Action item -> A faithful copy of all the records is needed, with the pictures omitted.

Excerpts from an interface dataset:
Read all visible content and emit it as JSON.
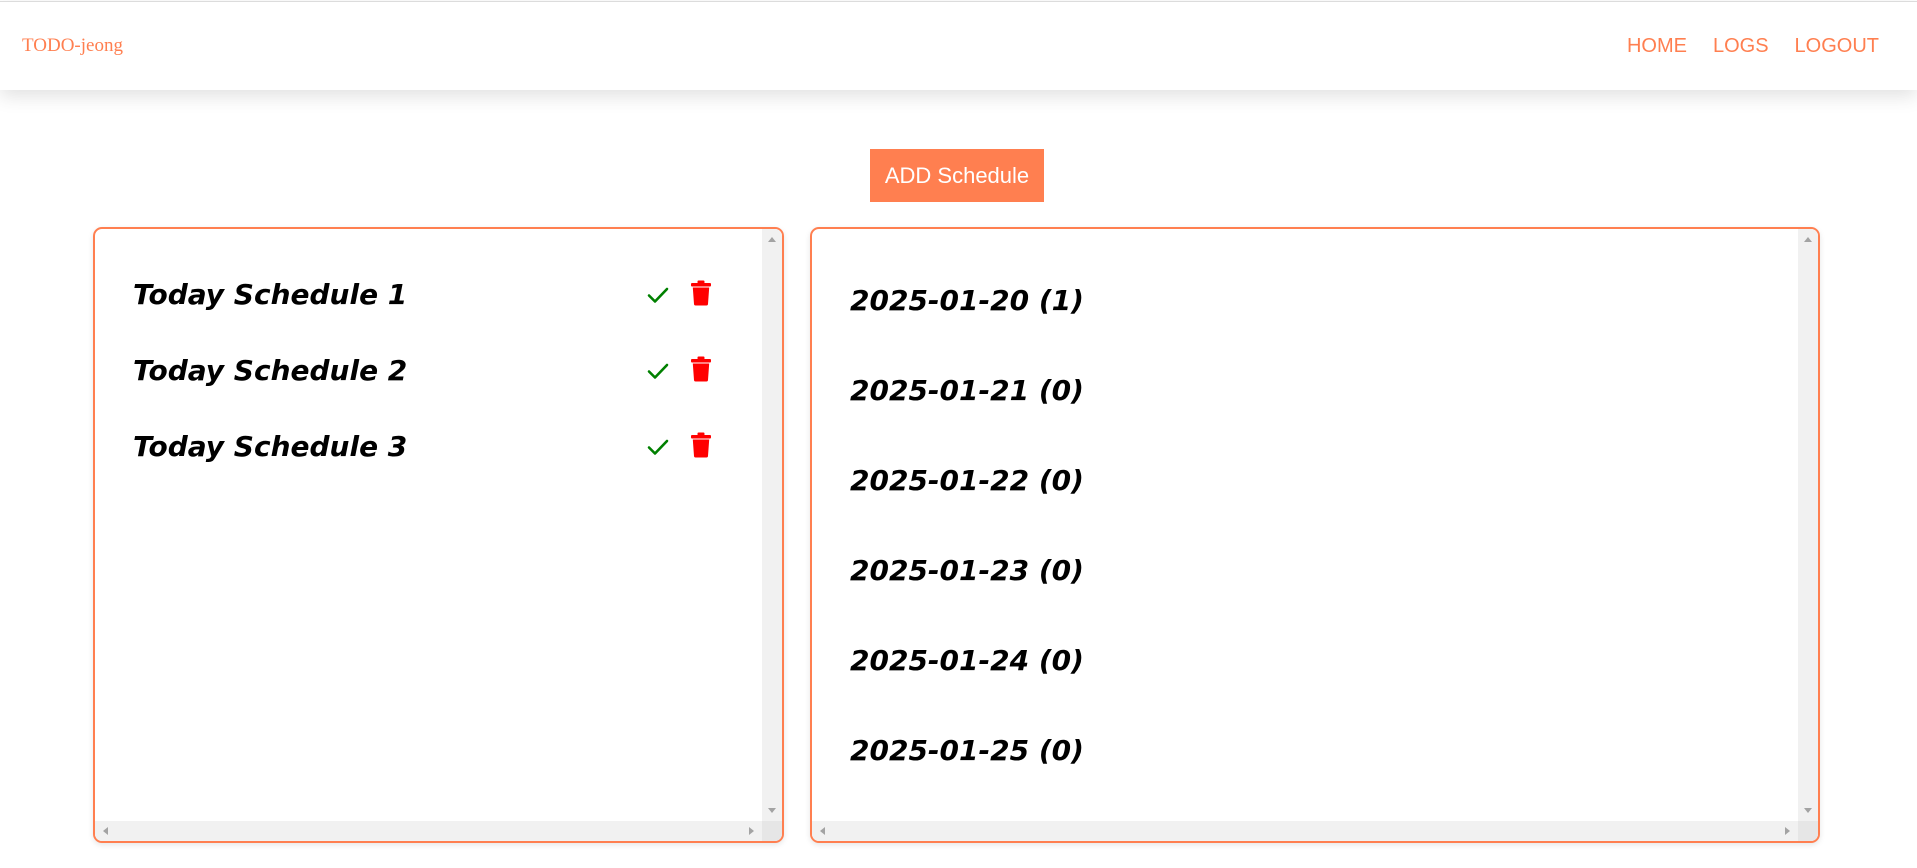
{
  "navbar": {
    "brand": "TODO-jeong",
    "links": [
      "HOME",
      "LOGS",
      "LOGOUT"
    ]
  },
  "actions": {
    "add_label": "ADD Schedule"
  },
  "today_schedules": [
    {
      "title": "Today Schedule 1",
      "complete_icon": "check-icon",
      "delete_icon": "trash-icon"
    },
    {
      "title": "Today Schedule 2",
      "complete_icon": "check-icon",
      "delete_icon": "trash-icon"
    },
    {
      "title": "Today Schedule 3",
      "complete_icon": "check-icon",
      "delete_icon": "trash-icon"
    }
  ],
  "date_logs": [
    "2025-01-20 (1)",
    "2025-01-21 (0)",
    "2025-01-22 (0)",
    "2025-01-23 (0)",
    "2025-01-24 (0)",
    "2025-01-25 (0)"
  ],
  "colors": {
    "accent": "#ff7f50",
    "check": "#008000",
    "delete": "#ff0000",
    "text": "#000000"
  }
}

Expected answer ->
Read all visible content and emit it as JSON.
{
  "navbar": {
    "brand": "TODO-jeong",
    "links": [
      "HOME",
      "LOGS",
      "LOGOUT"
    ]
  },
  "actions": {
    "add_label": "ADD Schedule"
  },
  "today_schedules": [
    {
      "title": "Today Schedule 1",
      "complete_icon": "check-icon",
      "delete_icon": "trash-icon"
    },
    {
      "title": "Today Schedule 2",
      "complete_icon": "check-icon",
      "delete_icon": "trash-icon"
    },
    {
      "title": "Today Schedule 3",
      "complete_icon": "check-icon",
      "delete_icon": "trash-icon"
    }
  ],
  "date_logs": [
    "2025-01-20 (1)",
    "2025-01-21 (0)",
    "2025-01-22 (0)",
    "2025-01-23 (0)",
    "2025-01-24 (0)",
    "2025-01-25 (0)"
  ],
  "colors": {
    "accent": "#ff7f50",
    "check": "#008000",
    "delete": "#ff0000",
    "text": "#000000"
  }
}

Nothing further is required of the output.